— What is needed —
From the first line to the last, repeat the data below exactly.

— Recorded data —
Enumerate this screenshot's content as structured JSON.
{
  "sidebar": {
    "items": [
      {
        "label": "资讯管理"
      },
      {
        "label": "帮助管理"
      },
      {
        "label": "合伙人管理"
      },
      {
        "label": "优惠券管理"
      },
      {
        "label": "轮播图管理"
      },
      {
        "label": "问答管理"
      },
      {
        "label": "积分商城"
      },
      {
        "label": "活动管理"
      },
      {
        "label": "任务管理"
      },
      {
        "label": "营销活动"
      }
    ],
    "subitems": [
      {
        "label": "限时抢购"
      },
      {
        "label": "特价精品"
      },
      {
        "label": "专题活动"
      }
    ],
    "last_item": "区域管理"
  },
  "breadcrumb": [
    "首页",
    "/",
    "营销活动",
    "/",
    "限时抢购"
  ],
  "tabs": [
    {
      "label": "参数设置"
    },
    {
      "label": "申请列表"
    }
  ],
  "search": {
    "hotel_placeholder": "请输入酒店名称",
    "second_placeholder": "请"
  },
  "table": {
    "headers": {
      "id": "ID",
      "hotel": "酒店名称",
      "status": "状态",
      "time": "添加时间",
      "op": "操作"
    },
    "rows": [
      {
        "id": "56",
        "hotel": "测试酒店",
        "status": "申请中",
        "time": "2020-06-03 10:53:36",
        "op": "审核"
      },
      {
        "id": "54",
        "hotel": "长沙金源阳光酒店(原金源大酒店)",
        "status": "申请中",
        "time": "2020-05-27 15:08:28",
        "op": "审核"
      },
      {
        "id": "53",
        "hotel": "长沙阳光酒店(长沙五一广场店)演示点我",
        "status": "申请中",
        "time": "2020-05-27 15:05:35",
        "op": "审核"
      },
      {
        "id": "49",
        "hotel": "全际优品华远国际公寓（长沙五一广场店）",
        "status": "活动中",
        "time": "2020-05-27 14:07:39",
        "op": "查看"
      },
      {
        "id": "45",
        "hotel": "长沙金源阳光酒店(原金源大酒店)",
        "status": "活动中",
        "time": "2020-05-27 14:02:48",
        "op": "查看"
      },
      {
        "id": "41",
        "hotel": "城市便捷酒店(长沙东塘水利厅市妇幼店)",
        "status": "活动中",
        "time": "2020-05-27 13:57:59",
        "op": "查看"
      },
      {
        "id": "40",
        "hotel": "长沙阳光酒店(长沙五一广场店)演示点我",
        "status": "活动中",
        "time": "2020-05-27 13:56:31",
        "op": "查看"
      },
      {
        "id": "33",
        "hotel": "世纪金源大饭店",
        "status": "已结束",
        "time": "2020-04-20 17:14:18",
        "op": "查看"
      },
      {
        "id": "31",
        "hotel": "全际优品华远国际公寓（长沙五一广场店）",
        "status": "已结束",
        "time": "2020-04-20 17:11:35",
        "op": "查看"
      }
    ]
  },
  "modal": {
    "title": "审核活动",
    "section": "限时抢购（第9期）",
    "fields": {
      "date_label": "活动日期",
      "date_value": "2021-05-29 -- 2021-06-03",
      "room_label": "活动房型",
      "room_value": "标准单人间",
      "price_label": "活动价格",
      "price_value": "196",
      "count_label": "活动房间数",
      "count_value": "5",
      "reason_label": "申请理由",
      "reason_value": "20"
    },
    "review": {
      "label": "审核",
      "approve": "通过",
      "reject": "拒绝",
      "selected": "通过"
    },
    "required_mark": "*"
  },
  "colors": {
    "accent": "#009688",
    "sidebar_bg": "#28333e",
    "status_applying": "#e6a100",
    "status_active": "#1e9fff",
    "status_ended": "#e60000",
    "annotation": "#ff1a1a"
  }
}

— Final answer —
Enumerate this screenshot's content as structured JSON.
{
  "sidebar": {
    "items": [
      {
        "label": "资讯管理"
      },
      {
        "label": "帮助管理"
      },
      {
        "label": "合伙人管理"
      },
      {
        "label": "优惠券管理"
      },
      {
        "label": "轮播图管理"
      },
      {
        "label": "问答管理"
      },
      {
        "label": "积分商城"
      },
      {
        "label": "活动管理"
      },
      {
        "label": "任务管理"
      },
      {
        "label": "营销活动"
      }
    ],
    "subitems": [
      {
        "label": "限时抢购"
      },
      {
        "label": "特价精品"
      },
      {
        "label": "专题活动"
      }
    ],
    "last_item": "区域管理"
  },
  "breadcrumb": [
    "首页",
    "/",
    "营销活动",
    "/",
    "限时抢购"
  ],
  "tabs": [
    {
      "label": "参数设置"
    },
    {
      "label": "申请列表"
    }
  ],
  "search": {
    "hotel_placeholder": "请输入酒店名称",
    "second_placeholder": "请"
  },
  "table": {
    "headers": {
      "id": "ID",
      "hotel": "酒店名称",
      "status": "状态",
      "time": "添加时间",
      "op": "操作"
    },
    "rows": [
      {
        "id": "56",
        "hotel": "测试酒店",
        "status": "申请中",
        "time": "2020-06-03 10:53:36",
        "op": "审核"
      },
      {
        "id": "54",
        "hotel": "长沙金源阳光酒店(原金源大酒店)",
        "status": "申请中",
        "time": "2020-05-27 15:08:28",
        "op": "审核"
      },
      {
        "id": "53",
        "hotel": "长沙阳光酒店(长沙五一广场店)演示点我",
        "status": "申请中",
        "time": "2020-05-27 15:05:35",
        "op": "审核"
      },
      {
        "id": "49",
        "hotel": "全际优品华远国际公寓（长沙五一广场店）",
        "status": "活动中",
        "time": "2020-05-27 14:07:39",
        "op": "查看"
      },
      {
        "id": "45",
        "hotel": "长沙金源阳光酒店(原金源大酒店)",
        "status": "活动中",
        "time": "2020-05-27 14:02:48",
        "op": "查看"
      },
      {
        "id": "41",
        "hotel": "城市便捷酒店(长沙东塘水利厅市妇幼店)",
        "status": "活动中",
        "time": "2020-05-27 13:57:59",
        "op": "查看"
      },
      {
        "id": "40",
        "hotel": "长沙阳光酒店(长沙五一广场店)演示点我",
        "status": "活动中",
        "time": "2020-05-27 13:56:31",
        "op": "查看"
      },
      {
        "id": "33",
        "hotel": "世纪金源大饭店",
        "status": "已结束",
        "time": "2020-04-20 17:14:18",
        "op": "查看"
      },
      {
        "id": "31",
        "hotel": "全际优品华远国际公寓（长沙五一广场店）",
        "status": "已结束",
        "time": "2020-04-20 17:11:35",
        "op": "查看"
      }
    ]
  },
  "modal": {
    "title": "审核活动",
    "section": "限时抢购（第9期）",
    "fields": {
      "date_label": "活动日期",
      "date_value": "2021-05-29 -- 2021-06-03",
      "room_label": "活动房型",
      "room_value": "标准单人间",
      "price_label": "活动价格",
      "price_value": "196",
      "count_label": "活动房间数",
      "count_value": "5",
      "reason_label": "申请理由",
      "reason_value": "20"
    },
    "review": {
      "label": "审核",
      "approve": "通过",
      "reject": "拒绝",
      "selected": "通过"
    },
    "required_mark": "*"
  },
  "colors": {
    "accent": "#009688",
    "sidebar_bg": "#28333e",
    "status_applying": "#e6a100",
    "status_active": "#1e9fff",
    "status_ended": "#e60000",
    "annotation": "#ff1a1a"
  }
}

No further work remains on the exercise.